  • Or use some of the yogurt to create amazing desserts. Delicious, nutritious desserts, low in carbs, high in protein and all that goodness without added sugar.


So, enjoy the goodness of Yogurt without breaking the bank!

A few more facts about yogurt:

  • Greek and regular yogurt is healthy:  Yogurt in Nutrition
  • Yogurt contains important minerals, Magnesium, Potassium and Calcium to name a few.
  • Sadly many Americans lack magnesium in their diet. Deficiency of magnesium is associated with many health problems, like Diabetes, Cancer, Insomnia, Restless Leg Syndrome (RLS), High Blood Pressure, and more. As you can see, adding foods rich in magnesium, like yogurt, to our diet is beneficial for our health.
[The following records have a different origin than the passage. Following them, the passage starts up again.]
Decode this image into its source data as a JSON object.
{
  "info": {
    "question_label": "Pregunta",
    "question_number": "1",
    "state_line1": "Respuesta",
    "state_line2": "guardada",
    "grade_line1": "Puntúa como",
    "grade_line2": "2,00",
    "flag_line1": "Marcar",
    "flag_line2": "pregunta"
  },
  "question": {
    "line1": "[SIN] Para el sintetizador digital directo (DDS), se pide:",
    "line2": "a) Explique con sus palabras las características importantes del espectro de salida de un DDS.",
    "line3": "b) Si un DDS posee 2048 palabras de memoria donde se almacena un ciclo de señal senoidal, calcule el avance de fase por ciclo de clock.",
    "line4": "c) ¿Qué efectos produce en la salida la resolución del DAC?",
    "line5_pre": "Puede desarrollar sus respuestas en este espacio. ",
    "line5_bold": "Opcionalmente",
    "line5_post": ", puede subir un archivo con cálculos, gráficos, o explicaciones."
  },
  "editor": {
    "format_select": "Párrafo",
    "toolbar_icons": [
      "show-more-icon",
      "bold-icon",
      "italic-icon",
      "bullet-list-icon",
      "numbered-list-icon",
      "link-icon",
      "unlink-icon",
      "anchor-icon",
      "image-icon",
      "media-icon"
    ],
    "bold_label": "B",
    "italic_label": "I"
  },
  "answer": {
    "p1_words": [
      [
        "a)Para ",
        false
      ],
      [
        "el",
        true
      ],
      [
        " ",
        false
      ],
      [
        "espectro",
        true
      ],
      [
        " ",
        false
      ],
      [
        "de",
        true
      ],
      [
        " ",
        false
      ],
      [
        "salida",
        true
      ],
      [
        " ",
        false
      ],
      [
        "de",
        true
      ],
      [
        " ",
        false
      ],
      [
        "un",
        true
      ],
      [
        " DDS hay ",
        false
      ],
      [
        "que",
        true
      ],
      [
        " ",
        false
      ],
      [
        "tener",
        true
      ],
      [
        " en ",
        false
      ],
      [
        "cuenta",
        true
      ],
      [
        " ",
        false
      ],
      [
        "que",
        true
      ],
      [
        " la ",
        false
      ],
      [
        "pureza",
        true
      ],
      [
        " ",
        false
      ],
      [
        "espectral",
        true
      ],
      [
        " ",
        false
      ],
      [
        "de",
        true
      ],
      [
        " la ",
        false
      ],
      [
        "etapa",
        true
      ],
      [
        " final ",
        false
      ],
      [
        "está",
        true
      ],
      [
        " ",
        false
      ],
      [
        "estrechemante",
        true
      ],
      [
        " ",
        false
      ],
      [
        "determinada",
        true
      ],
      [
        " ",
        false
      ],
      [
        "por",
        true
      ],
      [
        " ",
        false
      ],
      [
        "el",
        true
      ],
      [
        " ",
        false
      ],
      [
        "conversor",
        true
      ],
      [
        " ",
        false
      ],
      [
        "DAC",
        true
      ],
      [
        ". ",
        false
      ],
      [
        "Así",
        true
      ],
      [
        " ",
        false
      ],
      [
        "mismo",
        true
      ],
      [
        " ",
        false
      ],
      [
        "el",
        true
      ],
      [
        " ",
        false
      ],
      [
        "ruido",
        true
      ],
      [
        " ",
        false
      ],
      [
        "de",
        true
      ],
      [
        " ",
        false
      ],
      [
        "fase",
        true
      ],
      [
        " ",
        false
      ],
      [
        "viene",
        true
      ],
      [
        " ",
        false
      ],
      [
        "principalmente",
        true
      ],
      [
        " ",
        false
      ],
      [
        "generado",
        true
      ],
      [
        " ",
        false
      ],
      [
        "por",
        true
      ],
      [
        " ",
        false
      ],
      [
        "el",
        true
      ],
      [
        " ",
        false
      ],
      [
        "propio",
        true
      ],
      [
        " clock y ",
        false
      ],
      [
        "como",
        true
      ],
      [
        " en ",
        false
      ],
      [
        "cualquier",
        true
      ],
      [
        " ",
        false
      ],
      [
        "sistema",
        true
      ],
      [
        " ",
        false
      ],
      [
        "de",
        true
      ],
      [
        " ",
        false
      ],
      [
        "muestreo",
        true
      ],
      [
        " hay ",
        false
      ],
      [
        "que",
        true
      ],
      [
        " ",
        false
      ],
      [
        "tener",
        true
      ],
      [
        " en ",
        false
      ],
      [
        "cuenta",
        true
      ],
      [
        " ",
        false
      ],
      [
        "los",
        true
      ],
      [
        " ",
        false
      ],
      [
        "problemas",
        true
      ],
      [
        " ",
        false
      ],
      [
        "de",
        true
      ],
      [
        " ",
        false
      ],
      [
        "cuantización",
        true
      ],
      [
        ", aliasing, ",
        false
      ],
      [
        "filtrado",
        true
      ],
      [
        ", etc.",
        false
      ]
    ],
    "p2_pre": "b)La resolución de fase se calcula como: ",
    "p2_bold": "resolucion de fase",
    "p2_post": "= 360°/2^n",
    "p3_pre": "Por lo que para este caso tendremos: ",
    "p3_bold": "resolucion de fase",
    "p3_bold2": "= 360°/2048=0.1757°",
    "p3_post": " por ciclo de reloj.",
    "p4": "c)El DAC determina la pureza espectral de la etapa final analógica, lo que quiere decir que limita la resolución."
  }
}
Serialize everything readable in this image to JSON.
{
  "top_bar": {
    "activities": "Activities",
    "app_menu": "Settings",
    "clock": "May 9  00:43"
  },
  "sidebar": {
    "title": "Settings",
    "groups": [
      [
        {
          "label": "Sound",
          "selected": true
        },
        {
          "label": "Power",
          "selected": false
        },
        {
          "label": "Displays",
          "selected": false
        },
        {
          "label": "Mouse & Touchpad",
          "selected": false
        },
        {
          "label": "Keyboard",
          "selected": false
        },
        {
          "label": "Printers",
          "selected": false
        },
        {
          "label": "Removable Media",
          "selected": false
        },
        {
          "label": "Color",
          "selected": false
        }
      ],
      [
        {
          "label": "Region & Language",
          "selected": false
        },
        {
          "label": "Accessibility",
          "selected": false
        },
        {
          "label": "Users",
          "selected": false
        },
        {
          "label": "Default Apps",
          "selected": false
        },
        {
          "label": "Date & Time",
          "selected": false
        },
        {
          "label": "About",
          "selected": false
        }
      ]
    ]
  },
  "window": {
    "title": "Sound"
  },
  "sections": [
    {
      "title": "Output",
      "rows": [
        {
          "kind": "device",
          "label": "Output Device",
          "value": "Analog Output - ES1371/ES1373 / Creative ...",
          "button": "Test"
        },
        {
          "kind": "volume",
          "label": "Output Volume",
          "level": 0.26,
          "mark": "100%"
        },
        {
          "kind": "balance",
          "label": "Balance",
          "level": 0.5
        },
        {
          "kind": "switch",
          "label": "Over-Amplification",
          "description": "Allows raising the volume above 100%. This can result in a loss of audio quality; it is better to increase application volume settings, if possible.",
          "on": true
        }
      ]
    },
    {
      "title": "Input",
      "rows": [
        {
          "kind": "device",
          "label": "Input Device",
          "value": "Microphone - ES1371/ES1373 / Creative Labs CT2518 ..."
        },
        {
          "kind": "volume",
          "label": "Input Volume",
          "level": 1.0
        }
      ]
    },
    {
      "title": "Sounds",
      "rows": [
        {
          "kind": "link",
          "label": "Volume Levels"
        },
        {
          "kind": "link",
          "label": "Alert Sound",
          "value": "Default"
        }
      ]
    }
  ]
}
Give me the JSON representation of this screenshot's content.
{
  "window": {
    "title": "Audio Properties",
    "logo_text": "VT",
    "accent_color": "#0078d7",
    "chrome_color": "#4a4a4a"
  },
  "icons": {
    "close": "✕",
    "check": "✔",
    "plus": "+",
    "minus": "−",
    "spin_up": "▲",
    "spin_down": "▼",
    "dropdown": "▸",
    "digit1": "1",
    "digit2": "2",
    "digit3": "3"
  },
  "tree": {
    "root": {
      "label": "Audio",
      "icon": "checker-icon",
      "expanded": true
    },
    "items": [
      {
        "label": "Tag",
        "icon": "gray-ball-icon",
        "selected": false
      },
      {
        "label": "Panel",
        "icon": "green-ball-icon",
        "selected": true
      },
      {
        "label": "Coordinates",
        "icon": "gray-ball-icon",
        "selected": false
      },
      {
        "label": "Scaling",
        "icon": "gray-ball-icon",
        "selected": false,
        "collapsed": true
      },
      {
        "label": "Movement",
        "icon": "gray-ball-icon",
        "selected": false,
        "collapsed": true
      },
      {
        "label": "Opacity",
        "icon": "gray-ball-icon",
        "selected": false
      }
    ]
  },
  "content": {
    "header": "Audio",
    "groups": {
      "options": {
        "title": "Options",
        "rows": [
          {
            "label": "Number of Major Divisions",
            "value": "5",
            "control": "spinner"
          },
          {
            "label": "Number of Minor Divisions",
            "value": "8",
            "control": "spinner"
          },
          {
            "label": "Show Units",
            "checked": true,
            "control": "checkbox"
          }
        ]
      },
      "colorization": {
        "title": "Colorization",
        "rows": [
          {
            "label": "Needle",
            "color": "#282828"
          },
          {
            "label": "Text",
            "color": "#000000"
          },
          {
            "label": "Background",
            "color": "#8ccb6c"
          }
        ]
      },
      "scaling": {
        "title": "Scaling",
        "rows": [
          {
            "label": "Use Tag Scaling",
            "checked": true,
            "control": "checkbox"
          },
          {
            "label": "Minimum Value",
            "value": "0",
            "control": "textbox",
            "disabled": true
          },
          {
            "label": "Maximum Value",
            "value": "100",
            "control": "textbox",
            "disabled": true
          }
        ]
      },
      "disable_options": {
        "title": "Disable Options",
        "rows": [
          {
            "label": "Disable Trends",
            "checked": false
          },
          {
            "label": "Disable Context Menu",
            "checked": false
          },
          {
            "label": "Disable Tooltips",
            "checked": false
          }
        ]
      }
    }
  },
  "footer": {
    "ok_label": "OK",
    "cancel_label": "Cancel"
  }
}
Read about many benefits of adding magnesium to your diet.
  • Yogurt has lots of Calcium. Lack of Calcium in our diet is a problem for many and is associated with Osteoporosis – a brittle bone disease.
  • Studies in Denmark have found that there is a link between eating Yogurt and a decreased risk of stroke. This article sheds light on the encouraging news.
  • Yogurt is great for diabetics.  Healthline News  has great advice about the benefits of yogurt for diabetics in particular.
  • Trying to lose weight? Dr. Eric Braverman wrote a great article in the Huffington Post. He wrote  For consistent weight loss, eat yogurt every day.




Leave a Reply

Fill in your details below or click an icon to log in: Logo

You are commenting using your account. Log Out /  Change )

Google photo

You are commenting using your Google account. Log Out /  Change )

Twitter picture

You are commenting using your Twitter account. Log Out /  Change )

Facebook photo

You are commenting using your Facebook account. Log Out /  Change )

Connecting to %s